A controversial scientific research connecting the disabling condition of Chronic Fatigue Syndrome (CFS) to a mouse leukaemia retrovirus has been retracted by the journal Science owing to allegations that the research data has been manipulated.
In an unusual move, the Journal retracted the study with the editor-in-chief Bruce Alberts mentioning in a statement that the journal has lost confidence in the report and the validity of its conclusions.
Alberts wrote that most of the authors have agreed in principle to retract the paper but they have been unable to agree on the wording of their statement. It is Science's opinion that a retraction signed by all the authors is unlikely to be forthcoming. We are therefore editorially retracting the report. We regret the time and resources that the scientific community has devoted to unsuccessful attempts to replicate these results, he further mentioned.
Although, after the report released in the year 2009 provided a source of hope for patients, lead researcher Judy Mikovits at the same time reportedly began associating the virus to other disorders like autism and Gulf War syndrome. All these reports were made without any kind of scientific data to support her statements.
According to the Los Angeles Times, several authors on the original paper then reported that their data were flawed, resulting in a partial retraction. Science's staff attempted to get the paper's authors including Mikovits to agree to a full retraction, but the group could not agree on the wording, Science executive editor Monica Bradford said in an interview.

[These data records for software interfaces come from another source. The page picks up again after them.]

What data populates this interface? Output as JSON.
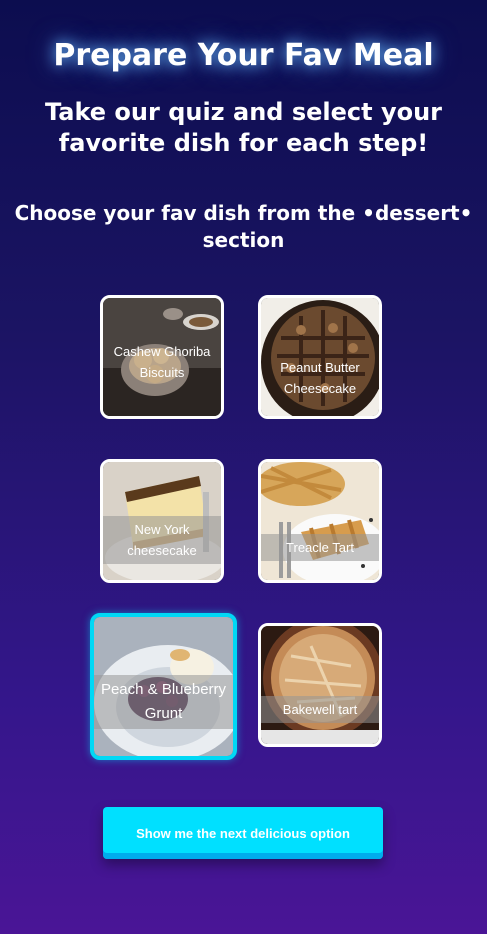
{
  "header": {
    "title": "Prepare Your Fav Meal",
    "subtitle": "Take our quiz and select your favorite dish for each step!",
    "section_prompt": "Choose your fav dish from the •dessert• section"
  },
  "dishes": [
    {
      "name": "Cashew Ghoriba Biscuits",
      "selected": false
    },
    {
      "name": "Peanut Butter Cheesecake",
      "selected": false
    },
    {
      "name": "New York cheesecake",
      "selected": false
    },
    {
      "name": "Treacle Tart",
      "selected": false
    },
    {
      "name": "Peach & Blueberry Grunt",
      "selected": true
    },
    {
      "name": "Bakewell tart",
      "selected": false
    }
  ],
  "next_button": "Show me the next delicious option",
  "colors": {
    "accent": "#00e0ff",
    "selected_border": "#00d8f5"
  }
}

The Journal's editor-in-chief to justify his decision of retraction also mentioned that other laboratories were unable to reproduce the findings.
ABC News reported that in what was probably the fatal blow to the XMRV-CFS theory, tests on blinded clinical samples sent to nine research groups failed to consistently show the virus in patients' blood.
Some other studies done to replicate the report discovered evidence that reagents used in many labs were contaminated with XMRV.